What this task involves: Without including the pictures, copy each line below exactly as it reads.

Provided information:
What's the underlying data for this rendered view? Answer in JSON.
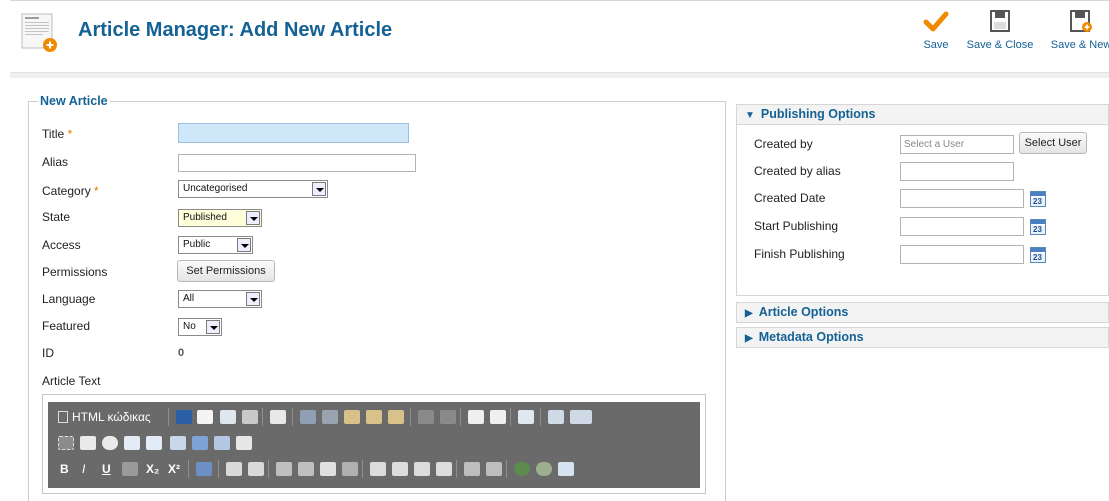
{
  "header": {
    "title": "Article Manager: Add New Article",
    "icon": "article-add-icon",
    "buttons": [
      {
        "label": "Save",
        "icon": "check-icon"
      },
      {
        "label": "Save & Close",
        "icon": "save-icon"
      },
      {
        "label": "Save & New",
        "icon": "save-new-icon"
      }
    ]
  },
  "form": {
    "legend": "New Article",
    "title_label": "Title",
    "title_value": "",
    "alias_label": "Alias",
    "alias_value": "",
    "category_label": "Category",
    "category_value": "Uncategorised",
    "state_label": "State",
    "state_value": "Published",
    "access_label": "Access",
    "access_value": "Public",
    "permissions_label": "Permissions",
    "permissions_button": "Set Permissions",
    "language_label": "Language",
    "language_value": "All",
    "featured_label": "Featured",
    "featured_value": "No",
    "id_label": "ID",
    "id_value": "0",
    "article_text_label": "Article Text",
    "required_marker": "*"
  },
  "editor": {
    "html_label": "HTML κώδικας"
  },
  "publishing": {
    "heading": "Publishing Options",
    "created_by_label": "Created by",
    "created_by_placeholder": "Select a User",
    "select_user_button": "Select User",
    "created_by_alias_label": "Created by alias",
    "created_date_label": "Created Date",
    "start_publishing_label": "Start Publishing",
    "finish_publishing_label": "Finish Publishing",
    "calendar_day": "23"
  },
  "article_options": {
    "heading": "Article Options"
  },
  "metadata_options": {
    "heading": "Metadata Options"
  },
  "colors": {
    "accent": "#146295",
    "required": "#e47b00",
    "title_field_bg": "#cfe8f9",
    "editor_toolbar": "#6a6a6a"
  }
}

Your solution:
What's the underlying data for this rendered view? Answer in JSON.
{
  "header": {
    "title": "Article Manager: Add New Article",
    "icon": "article-add-icon",
    "buttons": [
      {
        "label": "Save",
        "icon": "check-icon"
      },
      {
        "label": "Save & Close",
        "icon": "save-icon"
      },
      {
        "label": "Save & New",
        "icon": "save-new-icon"
      }
    ]
  },
  "form": {
    "legend": "New Article",
    "title_label": "Title",
    "title_value": "",
    "alias_label": "Alias",
    "alias_value": "",
    "category_label": "Category",
    "category_value": "Uncategorised",
    "state_label": "State",
    "state_value": "Published",
    "access_label": "Access",
    "access_value": "Public",
    "permissions_label": "Permissions",
    "permissions_button": "Set Permissions",
    "language_label": "Language",
    "language_value": "All",
    "featured_label": "Featured",
    "featured_value": "No",
    "id_label": "ID",
    "id_value": "0",
    "article_text_label": "Article Text",
    "required_marker": "*"
  },
  "editor": {
    "html_label": "HTML κώδικας"
  },
  "publishing": {
    "heading": "Publishing Options",
    "created_by_label": "Created by",
    "created_by_placeholder": "Select a User",
    "select_user_button": "Select User",
    "created_by_alias_label": "Created by alias",
    "created_date_label": "Created Date",
    "start_publishing_label": "Start Publishing",
    "finish_publishing_label": "Finish Publishing",
    "calendar_day": "23"
  },
  "article_options": {
    "heading": "Article Options"
  },
  "metadata_options": {
    "heading": "Metadata Options"
  },
  "colors": {
    "accent": "#146295",
    "required": "#e47b00",
    "title_field_bg": "#cfe8f9",
    "editor_toolbar": "#6a6a6a"
  }
}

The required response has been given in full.